Stored items
-------

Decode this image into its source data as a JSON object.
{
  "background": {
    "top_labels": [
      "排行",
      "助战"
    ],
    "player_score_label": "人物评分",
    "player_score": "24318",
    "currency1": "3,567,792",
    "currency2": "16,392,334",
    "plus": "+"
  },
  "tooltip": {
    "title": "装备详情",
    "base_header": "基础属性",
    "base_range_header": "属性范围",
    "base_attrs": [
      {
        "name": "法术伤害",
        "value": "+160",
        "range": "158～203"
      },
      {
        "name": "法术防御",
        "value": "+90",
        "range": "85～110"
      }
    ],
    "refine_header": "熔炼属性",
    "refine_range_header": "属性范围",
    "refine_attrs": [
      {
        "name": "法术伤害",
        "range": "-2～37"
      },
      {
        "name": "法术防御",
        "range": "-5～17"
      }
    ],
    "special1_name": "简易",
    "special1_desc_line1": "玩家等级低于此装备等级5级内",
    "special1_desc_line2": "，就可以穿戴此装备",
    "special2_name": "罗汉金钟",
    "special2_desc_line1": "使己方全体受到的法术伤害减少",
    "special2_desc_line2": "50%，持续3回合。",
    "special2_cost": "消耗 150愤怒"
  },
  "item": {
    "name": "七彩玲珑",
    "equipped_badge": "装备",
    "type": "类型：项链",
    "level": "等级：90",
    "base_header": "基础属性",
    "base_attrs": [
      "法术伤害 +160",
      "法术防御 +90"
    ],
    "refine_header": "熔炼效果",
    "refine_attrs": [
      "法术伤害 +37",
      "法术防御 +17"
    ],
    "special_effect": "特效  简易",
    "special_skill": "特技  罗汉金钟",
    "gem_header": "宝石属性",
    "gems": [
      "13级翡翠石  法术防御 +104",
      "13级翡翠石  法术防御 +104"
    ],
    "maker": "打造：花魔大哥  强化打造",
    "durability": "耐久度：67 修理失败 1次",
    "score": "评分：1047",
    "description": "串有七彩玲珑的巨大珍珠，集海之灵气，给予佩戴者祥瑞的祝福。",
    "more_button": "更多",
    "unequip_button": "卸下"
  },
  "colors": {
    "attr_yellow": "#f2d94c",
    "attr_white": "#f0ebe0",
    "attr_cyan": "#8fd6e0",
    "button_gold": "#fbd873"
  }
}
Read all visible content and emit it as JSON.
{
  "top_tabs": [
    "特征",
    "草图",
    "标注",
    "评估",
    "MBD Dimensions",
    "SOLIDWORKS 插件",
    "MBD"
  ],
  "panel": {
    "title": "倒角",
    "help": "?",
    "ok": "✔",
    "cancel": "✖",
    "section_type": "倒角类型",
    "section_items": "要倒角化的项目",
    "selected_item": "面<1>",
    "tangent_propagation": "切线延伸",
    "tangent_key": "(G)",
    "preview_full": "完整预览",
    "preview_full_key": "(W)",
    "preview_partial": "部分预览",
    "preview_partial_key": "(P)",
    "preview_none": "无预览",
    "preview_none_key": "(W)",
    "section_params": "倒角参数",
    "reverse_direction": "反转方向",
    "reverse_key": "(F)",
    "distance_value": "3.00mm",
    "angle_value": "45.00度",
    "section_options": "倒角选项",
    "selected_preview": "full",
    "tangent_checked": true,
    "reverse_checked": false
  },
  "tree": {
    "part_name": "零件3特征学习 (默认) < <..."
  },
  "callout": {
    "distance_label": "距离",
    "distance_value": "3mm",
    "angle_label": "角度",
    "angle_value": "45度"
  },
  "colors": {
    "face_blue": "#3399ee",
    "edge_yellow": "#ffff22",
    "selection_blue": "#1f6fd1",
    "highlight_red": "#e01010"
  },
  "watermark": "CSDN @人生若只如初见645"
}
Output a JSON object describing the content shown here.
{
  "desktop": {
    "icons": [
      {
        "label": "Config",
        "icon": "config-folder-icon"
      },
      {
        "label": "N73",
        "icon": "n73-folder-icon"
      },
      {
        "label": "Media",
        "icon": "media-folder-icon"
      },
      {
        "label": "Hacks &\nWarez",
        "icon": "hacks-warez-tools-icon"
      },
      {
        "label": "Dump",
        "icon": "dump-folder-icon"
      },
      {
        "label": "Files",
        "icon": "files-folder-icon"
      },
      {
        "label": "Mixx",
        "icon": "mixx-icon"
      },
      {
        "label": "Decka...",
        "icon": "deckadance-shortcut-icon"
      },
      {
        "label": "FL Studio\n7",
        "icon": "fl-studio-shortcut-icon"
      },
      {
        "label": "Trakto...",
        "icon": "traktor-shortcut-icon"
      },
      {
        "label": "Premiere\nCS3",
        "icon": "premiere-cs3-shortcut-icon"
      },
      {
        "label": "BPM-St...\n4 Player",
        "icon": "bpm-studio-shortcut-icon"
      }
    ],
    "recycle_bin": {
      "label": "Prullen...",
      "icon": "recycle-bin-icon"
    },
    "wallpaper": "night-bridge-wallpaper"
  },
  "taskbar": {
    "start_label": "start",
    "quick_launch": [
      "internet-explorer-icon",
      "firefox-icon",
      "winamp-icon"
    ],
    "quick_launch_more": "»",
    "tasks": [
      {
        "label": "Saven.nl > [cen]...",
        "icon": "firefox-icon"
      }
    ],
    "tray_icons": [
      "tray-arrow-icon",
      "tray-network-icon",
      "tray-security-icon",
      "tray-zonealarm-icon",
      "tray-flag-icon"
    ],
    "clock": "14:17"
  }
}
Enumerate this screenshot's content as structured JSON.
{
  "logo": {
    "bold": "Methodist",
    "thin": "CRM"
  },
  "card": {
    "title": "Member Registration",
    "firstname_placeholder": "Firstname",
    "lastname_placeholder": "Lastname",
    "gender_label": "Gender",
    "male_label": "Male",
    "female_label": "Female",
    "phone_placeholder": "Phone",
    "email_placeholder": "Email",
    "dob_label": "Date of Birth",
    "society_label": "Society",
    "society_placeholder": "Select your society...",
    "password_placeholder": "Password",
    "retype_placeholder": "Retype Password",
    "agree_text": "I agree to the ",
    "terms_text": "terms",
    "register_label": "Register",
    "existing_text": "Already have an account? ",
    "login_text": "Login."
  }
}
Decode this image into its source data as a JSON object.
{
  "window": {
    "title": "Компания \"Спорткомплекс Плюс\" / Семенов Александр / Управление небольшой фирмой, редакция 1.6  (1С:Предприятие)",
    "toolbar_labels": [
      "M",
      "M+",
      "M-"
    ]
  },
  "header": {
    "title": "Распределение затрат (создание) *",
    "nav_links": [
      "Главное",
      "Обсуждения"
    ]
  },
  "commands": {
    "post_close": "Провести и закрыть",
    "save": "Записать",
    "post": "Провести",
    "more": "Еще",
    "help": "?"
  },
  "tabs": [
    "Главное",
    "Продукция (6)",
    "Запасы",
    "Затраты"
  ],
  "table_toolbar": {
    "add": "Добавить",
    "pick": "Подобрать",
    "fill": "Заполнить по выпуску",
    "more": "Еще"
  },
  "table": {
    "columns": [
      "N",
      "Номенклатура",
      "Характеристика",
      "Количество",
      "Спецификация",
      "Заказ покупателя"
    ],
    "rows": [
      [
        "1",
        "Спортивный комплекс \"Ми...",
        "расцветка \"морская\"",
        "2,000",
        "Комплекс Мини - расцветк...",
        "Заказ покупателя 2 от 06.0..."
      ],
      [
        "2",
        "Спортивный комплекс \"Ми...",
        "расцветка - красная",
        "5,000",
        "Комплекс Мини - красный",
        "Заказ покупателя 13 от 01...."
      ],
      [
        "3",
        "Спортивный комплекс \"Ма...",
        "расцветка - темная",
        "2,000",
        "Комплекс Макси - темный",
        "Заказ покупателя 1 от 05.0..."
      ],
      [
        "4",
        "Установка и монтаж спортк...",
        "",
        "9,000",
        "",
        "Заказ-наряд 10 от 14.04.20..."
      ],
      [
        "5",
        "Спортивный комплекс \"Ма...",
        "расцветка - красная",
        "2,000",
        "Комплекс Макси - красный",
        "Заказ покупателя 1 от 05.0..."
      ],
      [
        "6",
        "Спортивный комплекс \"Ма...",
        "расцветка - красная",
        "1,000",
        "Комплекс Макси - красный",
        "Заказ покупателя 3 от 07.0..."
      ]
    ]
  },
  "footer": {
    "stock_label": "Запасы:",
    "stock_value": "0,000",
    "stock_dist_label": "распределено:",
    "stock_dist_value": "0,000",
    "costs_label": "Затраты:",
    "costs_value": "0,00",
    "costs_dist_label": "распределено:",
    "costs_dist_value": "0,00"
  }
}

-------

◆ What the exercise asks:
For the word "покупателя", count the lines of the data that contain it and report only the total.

◆ Final answer:
6